-- Task statement --
Every entry needs to be duplicated exactly.

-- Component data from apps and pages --
☆ ☆ ☆
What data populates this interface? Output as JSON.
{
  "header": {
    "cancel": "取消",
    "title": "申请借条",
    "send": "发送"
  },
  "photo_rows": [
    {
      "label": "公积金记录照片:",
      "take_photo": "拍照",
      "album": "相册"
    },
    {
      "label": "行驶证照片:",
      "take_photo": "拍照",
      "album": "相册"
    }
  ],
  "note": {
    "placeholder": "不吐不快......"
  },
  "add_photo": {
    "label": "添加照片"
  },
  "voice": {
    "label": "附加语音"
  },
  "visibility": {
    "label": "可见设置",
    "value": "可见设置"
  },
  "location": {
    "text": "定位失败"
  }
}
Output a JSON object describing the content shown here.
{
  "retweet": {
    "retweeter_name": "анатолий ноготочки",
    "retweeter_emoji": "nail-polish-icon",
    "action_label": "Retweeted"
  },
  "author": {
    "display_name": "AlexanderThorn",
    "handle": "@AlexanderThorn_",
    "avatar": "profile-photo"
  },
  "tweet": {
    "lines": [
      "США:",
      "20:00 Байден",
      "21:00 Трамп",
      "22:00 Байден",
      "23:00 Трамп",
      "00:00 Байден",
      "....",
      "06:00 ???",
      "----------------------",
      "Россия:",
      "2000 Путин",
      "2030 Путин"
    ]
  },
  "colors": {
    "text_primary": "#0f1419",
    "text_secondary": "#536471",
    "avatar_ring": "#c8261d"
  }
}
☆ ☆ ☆
-- Solution for this problem --
What data populates this interface? Output as JSON.
{
  "header": {
    "cancel": "取消",
    "title": "申请借条",
    "send": "发送"
  },
  "photo_rows": [
    {
      "label": "公积金记录照片:",
      "take_photo": "拍照",
      "album": "相册"
    },
    {
      "label": "行驶证照片:",
      "take_photo": "拍照",
      "album": "相册"
    }
  ],
  "note": {
    "placeholder": "不吐不快......"
  },
  "add_photo": {
    "label": "添加照片"
  },
  "voice": {
    "label": "附加语音"
  },
  "visibility": {
    "label": "可见设置",
    "value": "可见设置"
  },
  "location": {
    "text": "定位失败"
  }
}
Output a JSON object describing the content shown here.
{
  "retweet": {
    "retweeter_name": "анатолий ноготочки",
    "retweeter_emoji": "nail-polish-icon",
    "action_label": "Retweeted"
  },
  "author": {
    "display_name": "AlexanderThorn",
    "handle": "@AlexanderThorn_",
    "avatar": "profile-photo"
  },
  "tweet": {
    "lines": [
      "США:",
      "20:00 Байден",
      "21:00 Трамп",
      "22:00 Байден",
      "23:00 Трамп",
      "00:00 Байден",
      "....",
      "06:00 ???",
      "----------------------",
      "Россия:",
      "2000 Путин",
      "2030 Путин"
    ]
  },
  "colors": {
    "text_primary": "#0f1419",
    "text_secondary": "#536471",
    "avatar_ring": "#c8261d"
  }
}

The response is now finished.